Don’t forget to include beverages, cooking tools, disposable items and garnish in your budget.  It is the little things that can add up and bite you in your you-know-what when it comes time to actually make the purchase.  Come prepared to the grocery store with a list that has everything you need and use the will power I know you have to avoid picking up anything that is not on the list (yes, even that chocolate.  Go on, put it down).

Secret #3: Have an “Ohh-Ahh” Menu
People can eat chicken with peas and mashed potatoes any day of the week.  Why not make Braised Chicken with a Chimichurri Sauce, Pommes Duchess and Légumes GlacésSounds better, doesn’t it?  It will taste better too.  All you did was add a simple sauce, pipe your mashed potatoes into little flowers (super easy) and toss your veggies in butter and a bit of sugar.  Getting your guests excited about the food you prepare doesn’t have to be a difficult task.  Don’t try to duplicate the most complicated Julia Child recipe you can find so that your sister-in-law will finally concede that your cooking is better than hers.  First of all, that is just plain petty and you two should find a more constructive way to deal with your differences.  Second of all, over extending yourself will probably blow up in your face (possibly in a quite literal fashion) and leave you the one with the feigned look of indifference at your sister-in-law’s next flawless dinner party.  Keep it simple, but add small variations that provide enough of a kick to wipe that smug look off of a certain family member’s face.

Your menu should include:

  • Appetizers (even if just a cheese and fruit plate or Plateau de Fromages if you wanna get fancy)
  • A main protein with a sauce (Ex would be the lovely Braised Chicken with a Chimichurri Sauce that you were getting ready to google)
  • A starch (Pommes Duchesse, Bree from Desperate Housewives or frazzled and overwhelmed like Miranda from Sex and the City?  For this situation, Bree would be a wise choice.  Remember, a dinner party is more than just about the food; it is about an experience.  You want to have the time to enjoy the experience with your guests and avoid stressing out in a kitchen.  Cleaning as you go will also allow you more time laughing about college memories in the dining room and less time cursing out baked-on food in the kitchen.

Secret #5: Don’t Go with the Flow, Have the Flow Go with You
Wouldn’t it be a shame to have a gorgeous menu planned out, break out your highly-coveted Louboutins, sear your meat to perfection and then realize that you don’t have enough plates to serve the sit-down meal you had planned?  I think I just shed a little tear for you in that unfortunate hypothetical situation.  The good news is that you can avoid mishaps like that by realizing you are in control of the flow of food at your dinner party.  Although you may not like the idea of a steam table buffet line, self-service may be a wise choice if you don’t have enough plates for all courses.  If your heart is set on showing off the presentations skills you learned from my blog (hehe), there are several places that will rent plates at a reasonable price.

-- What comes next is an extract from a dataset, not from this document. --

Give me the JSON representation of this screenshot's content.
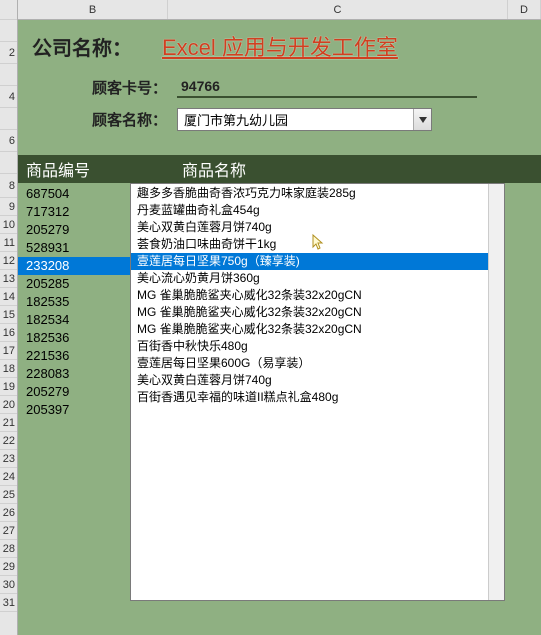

Besides making sure to have the necessary supplies, timing is critical to your successful party.  Make sure to strategically time and position appetizers, salad, main course and dessert so that they work with the space you have available and don’t leave guests wanting.  If you are a planning to be a one person show, be sure that the food is kept at the proper temperature during courses. Setting a tentative schedule guideline may also be effective in keeping your party running smoothly.

I wish you the best of success at your future dinner party!  Yes, I do expect an invite ;-)

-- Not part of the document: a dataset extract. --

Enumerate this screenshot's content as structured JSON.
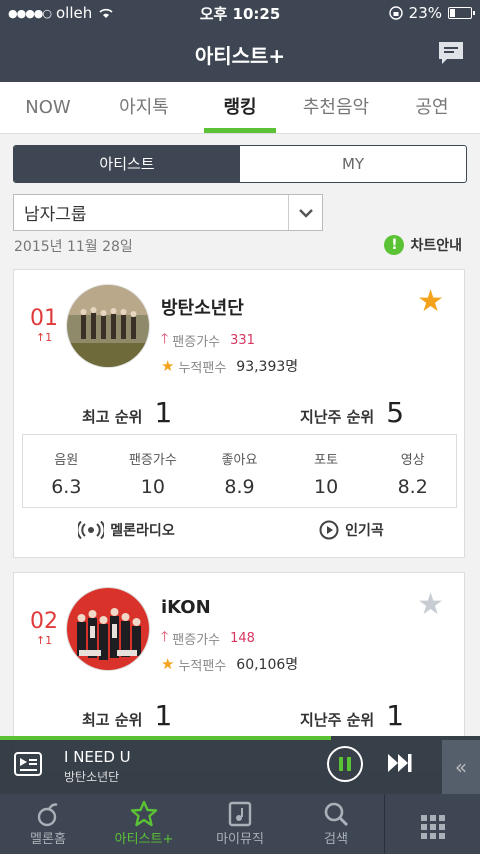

Show your guests what you got, make it look easy and stay blessed TCP Friends!